It is also very important to understand from the outset that a cohesive silicone gel implant is a very different (and vastly superior) medical device compared to the older liquid silicone gel implants that were available for cosmetic use in the 70's and 80's, but were not approved by the FDA for cosmetic use from 1991 to 2006 (although they still could be used for breast reconstruction). The new cohesive gel implants are manufactured so that the gel material is in a solid state which means that if the implant's outer shell fails, the gel material does not easily leak out of the implant as it would with the older liquid silicone gel implants. The design and manufacturing process for the outer shell has also improved a great deal, resulting in significantly lower implant failure rates. These improvements make gel implants much more appealing as long-term medical devices, and because of the major improvements the FDA cleared them for cosmetic use in 2006.
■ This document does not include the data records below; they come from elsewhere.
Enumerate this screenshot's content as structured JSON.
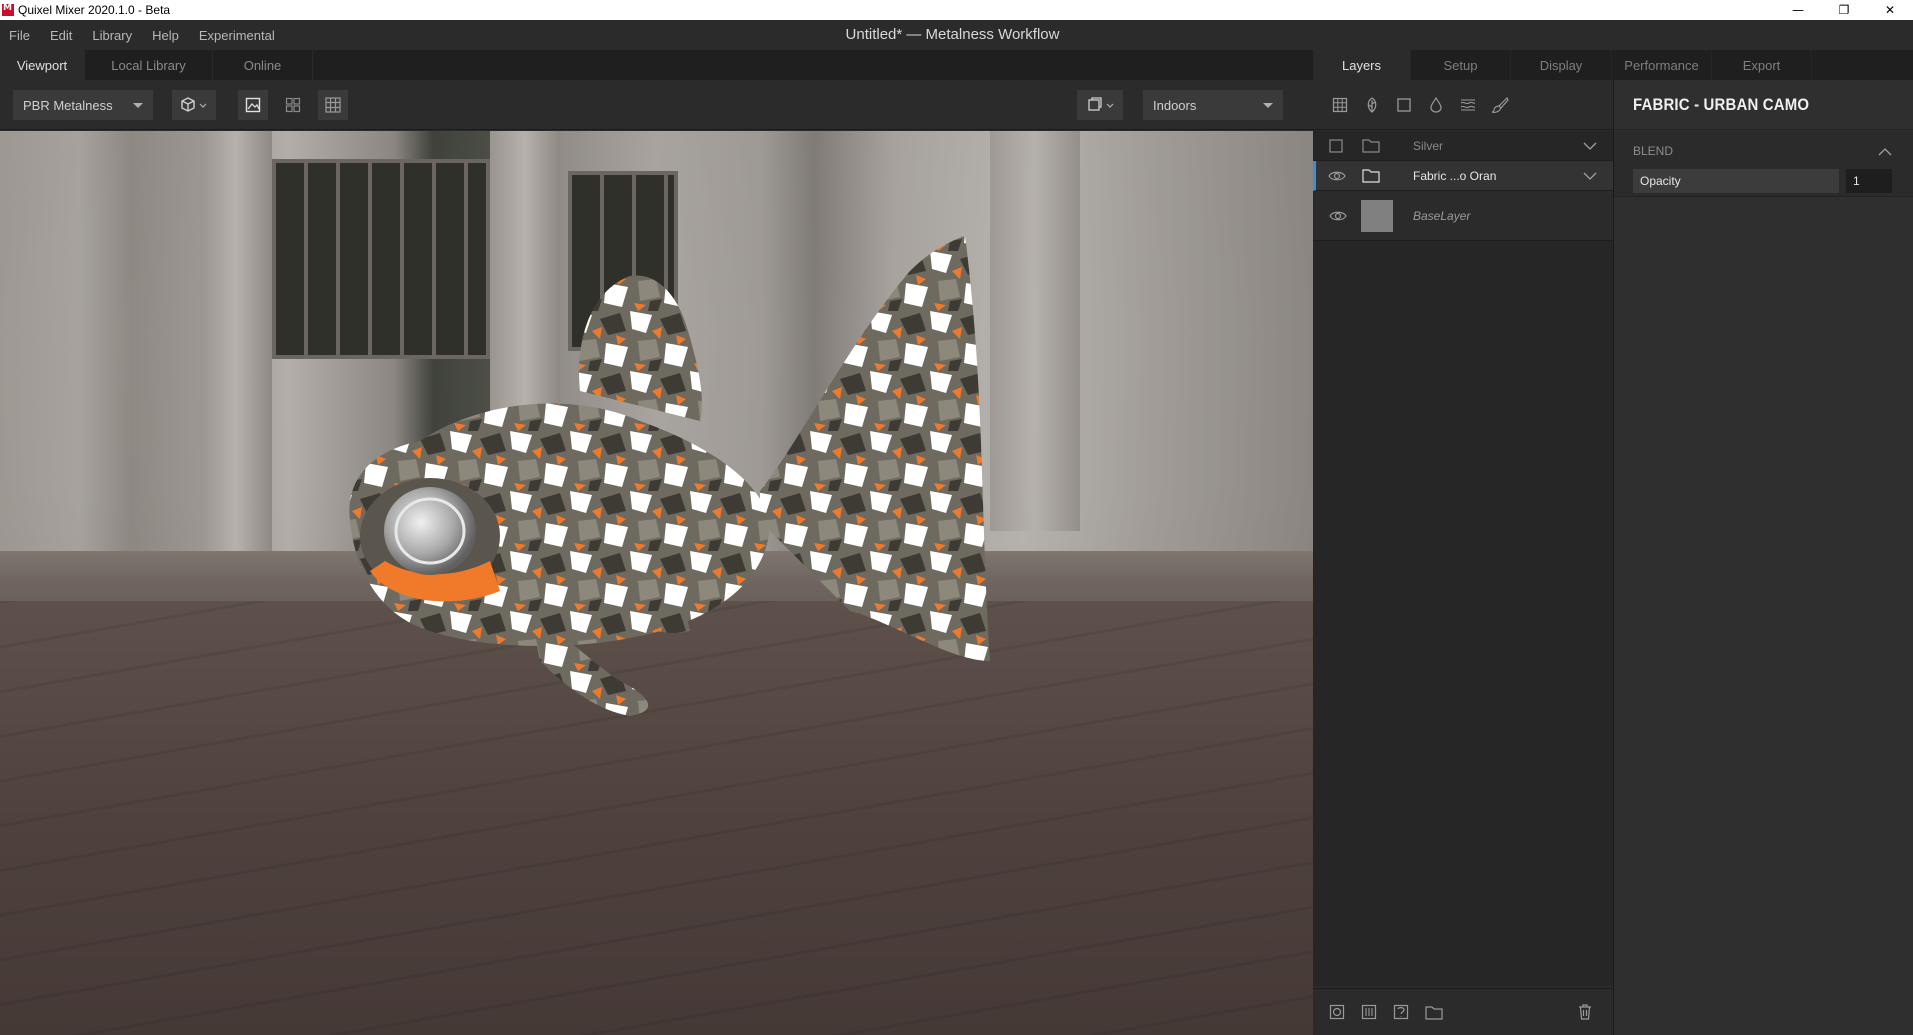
{
  "window": {
    "title": "Quixel Mixer 2020.1.0 - Beta",
    "controls": {
      "minimize": "—",
      "restore": "❐",
      "close": "✕"
    }
  },
  "menu": {
    "items": [
      "File",
      "Edit",
      "Library",
      "Help",
      "Experimental"
    ],
    "document_title": "Untitled* — Metalness Workflow"
  },
  "left_tabs": [
    "Viewport",
    "Local Library",
    "Online"
  ],
  "viewport_toolbar": {
    "workflow": "PBR Metalness",
    "environment": "Indoors"
  },
  "right_tabs": [
    "Layers",
    "Setup",
    "Display",
    "Performance",
    "Export"
  ],
  "layers": {
    "items": [
      {
        "name": "Silver",
        "visible": false,
        "type": "folder"
      },
      {
        "name": "Fabric ...o Oran",
        "visible": true,
        "type": "folder",
        "selected": true
      },
      {
        "name": "BaseLayer",
        "visible": true,
        "type": "base"
      }
    ]
  },
  "properties": {
    "title": "FABRIC - URBAN CAMO",
    "blend_label": "BLEND",
    "opacity_label": "Opacity",
    "opacity_value": "1"
  },
  "colors": {
    "accent": "#3a8fd6",
    "camo_orange": "#f07a2a",
    "panel_bg": "#2b2b2b"
  }
}
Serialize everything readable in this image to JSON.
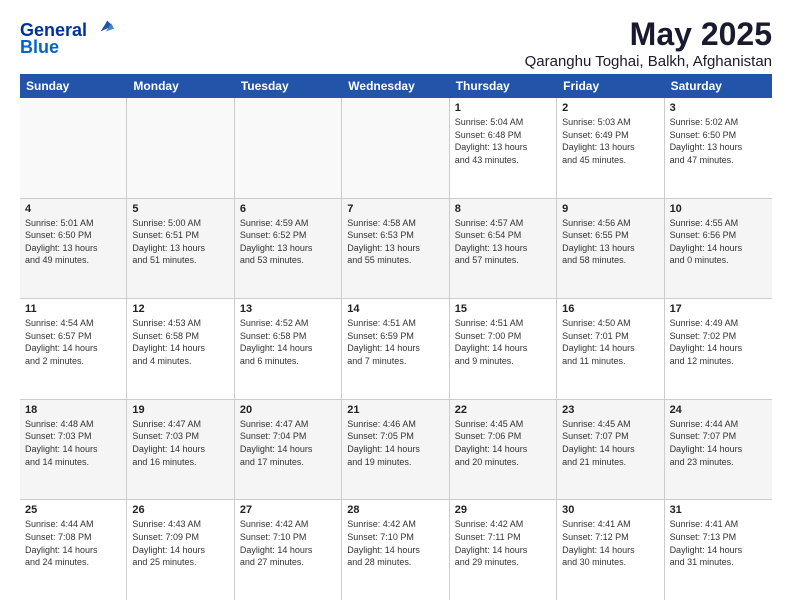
{
  "header": {
    "logo_line1": "General",
    "logo_line2": "Blue",
    "title": "May 2025",
    "subtitle": "Qaranghu Toghai, Balkh, Afghanistan"
  },
  "weekdays": [
    "Sunday",
    "Monday",
    "Tuesday",
    "Wednesday",
    "Thursday",
    "Friday",
    "Saturday"
  ],
  "rows": [
    [
      {
        "day": "",
        "info": ""
      },
      {
        "day": "",
        "info": ""
      },
      {
        "day": "",
        "info": ""
      },
      {
        "day": "",
        "info": ""
      },
      {
        "day": "1",
        "info": "Sunrise: 5:04 AM\nSunset: 6:48 PM\nDaylight: 13 hours\nand 43 minutes."
      },
      {
        "day": "2",
        "info": "Sunrise: 5:03 AM\nSunset: 6:49 PM\nDaylight: 13 hours\nand 45 minutes."
      },
      {
        "day": "3",
        "info": "Sunrise: 5:02 AM\nSunset: 6:50 PM\nDaylight: 13 hours\nand 47 minutes."
      }
    ],
    [
      {
        "day": "4",
        "info": "Sunrise: 5:01 AM\nSunset: 6:50 PM\nDaylight: 13 hours\nand 49 minutes."
      },
      {
        "day": "5",
        "info": "Sunrise: 5:00 AM\nSunset: 6:51 PM\nDaylight: 13 hours\nand 51 minutes."
      },
      {
        "day": "6",
        "info": "Sunrise: 4:59 AM\nSunset: 6:52 PM\nDaylight: 13 hours\nand 53 minutes."
      },
      {
        "day": "7",
        "info": "Sunrise: 4:58 AM\nSunset: 6:53 PM\nDaylight: 13 hours\nand 55 minutes."
      },
      {
        "day": "8",
        "info": "Sunrise: 4:57 AM\nSunset: 6:54 PM\nDaylight: 13 hours\nand 57 minutes."
      },
      {
        "day": "9",
        "info": "Sunrise: 4:56 AM\nSunset: 6:55 PM\nDaylight: 13 hours\nand 58 minutes."
      },
      {
        "day": "10",
        "info": "Sunrise: 4:55 AM\nSunset: 6:56 PM\nDaylight: 14 hours\nand 0 minutes."
      }
    ],
    [
      {
        "day": "11",
        "info": "Sunrise: 4:54 AM\nSunset: 6:57 PM\nDaylight: 14 hours\nand 2 minutes."
      },
      {
        "day": "12",
        "info": "Sunrise: 4:53 AM\nSunset: 6:58 PM\nDaylight: 14 hours\nand 4 minutes."
      },
      {
        "day": "13",
        "info": "Sunrise: 4:52 AM\nSunset: 6:58 PM\nDaylight: 14 hours\nand 6 minutes."
      },
      {
        "day": "14",
        "info": "Sunrise: 4:51 AM\nSunset: 6:59 PM\nDaylight: 14 hours\nand 7 minutes."
      },
      {
        "day": "15",
        "info": "Sunrise: 4:51 AM\nSunset: 7:00 PM\nDaylight: 14 hours\nand 9 minutes."
      },
      {
        "day": "16",
        "info": "Sunrise: 4:50 AM\nSunset: 7:01 PM\nDaylight: 14 hours\nand 11 minutes."
      },
      {
        "day": "17",
        "info": "Sunrise: 4:49 AM\nSunset: 7:02 PM\nDaylight: 14 hours\nand 12 minutes."
      }
    ],
    [
      {
        "day": "18",
        "info": "Sunrise: 4:48 AM\nSunset: 7:03 PM\nDaylight: 14 hours\nand 14 minutes."
      },
      {
        "day": "19",
        "info": "Sunrise: 4:47 AM\nSunset: 7:03 PM\nDaylight: 14 hours\nand 16 minutes."
      },
      {
        "day": "20",
        "info": "Sunrise: 4:47 AM\nSunset: 7:04 PM\nDaylight: 14 hours\nand 17 minutes."
      },
      {
        "day": "21",
        "info": "Sunrise: 4:46 AM\nSunset: 7:05 PM\nDaylight: 14 hours\nand 19 minutes."
      },
      {
        "day": "22",
        "info": "Sunrise: 4:45 AM\nSunset: 7:06 PM\nDaylight: 14 hours\nand 20 minutes."
      },
      {
        "day": "23",
        "info": "Sunrise: 4:45 AM\nSunset: 7:07 PM\nDaylight: 14 hours\nand 21 minutes."
      },
      {
        "day": "24",
        "info": "Sunrise: 4:44 AM\nSunset: 7:07 PM\nDaylight: 14 hours\nand 23 minutes."
      }
    ],
    [
      {
        "day": "25",
        "info": "Sunrise: 4:44 AM\nSunset: 7:08 PM\nDaylight: 14 hours\nand 24 minutes."
      },
      {
        "day": "26",
        "info": "Sunrise: 4:43 AM\nSunset: 7:09 PM\nDaylight: 14 hours\nand 25 minutes."
      },
      {
        "day": "27",
        "info": "Sunrise: 4:42 AM\nSunset: 7:10 PM\nDaylight: 14 hours\nand 27 minutes."
      },
      {
        "day": "28",
        "info": "Sunrise: 4:42 AM\nSunset: 7:10 PM\nDaylight: 14 hours\nand 28 minutes."
      },
      {
        "day": "29",
        "info": "Sunrise: 4:42 AM\nSunset: 7:11 PM\nDaylight: 14 hours\nand 29 minutes."
      },
      {
        "day": "30",
        "info": "Sunrise: 4:41 AM\nSunset: 7:12 PM\nDaylight: 14 hours\nand 30 minutes."
      },
      {
        "day": "31",
        "info": "Sunrise: 4:41 AM\nSunset: 7:13 PM\nDaylight: 14 hours\nand 31 minutes."
      }
    ]
  ]
}
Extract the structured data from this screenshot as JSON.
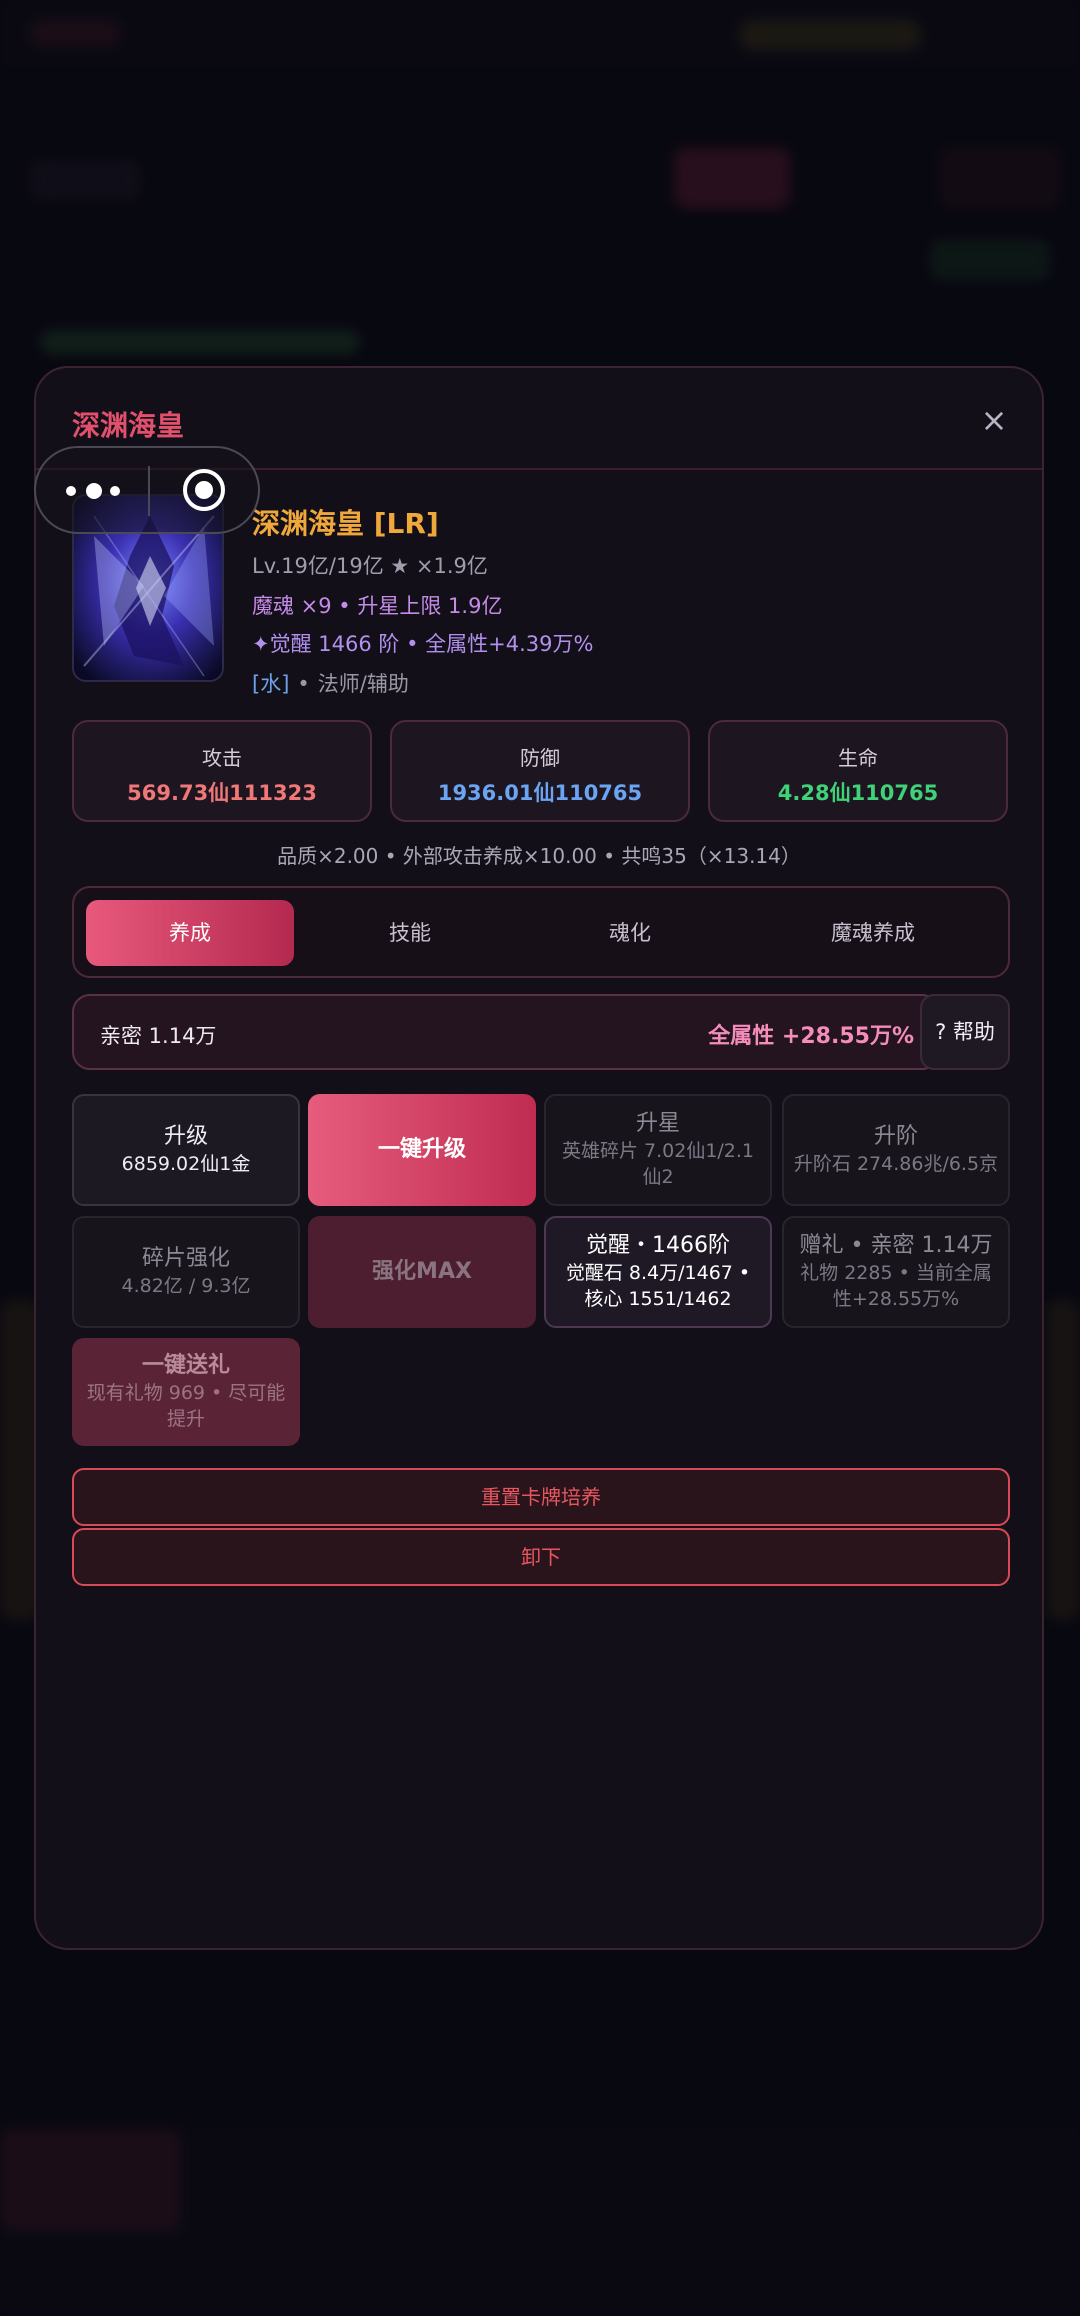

One very important issue to consider is implant palpability, i.e. whether you can feel the implant or not when you - or someone else - feels your breast. Both silicone gel and saline implants are soft and generally breast-like. Most surgeons and patients agree, however, that silicone gel breast implants tend to feel more natural than saline breast implants. Because saline is non-viscous, it tends to allow the edges of the implant to collapse and this makes the implant edges more easily palpable. This will be quite obvious to you when you examine samples of saline and silicone gel implants during your consultation.
The degree to which this difference is significant varies a great deal with regard to two factors: the amount of breast tissue that exists prior to augmentation, and the size of the implant that is used. A silicone gel implant's more natural feel will be much more important to patients who are slender and who fit in an A cup bra preoperatively, as they have less subcutaneous soft tissue and breast tissue to conceal the implant. In such a patient a saline implant is usually very easy to feel through the skin, and may even be visible externally - especially in the lateral aspect of the augmented breast where the tissue covering the implants is the thinnest. The difference in feel between saline and gel implants will be less noticeable to a patient who is more full-figured and whose pre-operative bra size is a full B or especially a C cup, and in some fuller-figured patients saline implants may be undetectable by palpation (meaning they feel completely natural). Saline implant palpability is primarily a matter, therefore, of how much natural tissue there is to disguise the implant.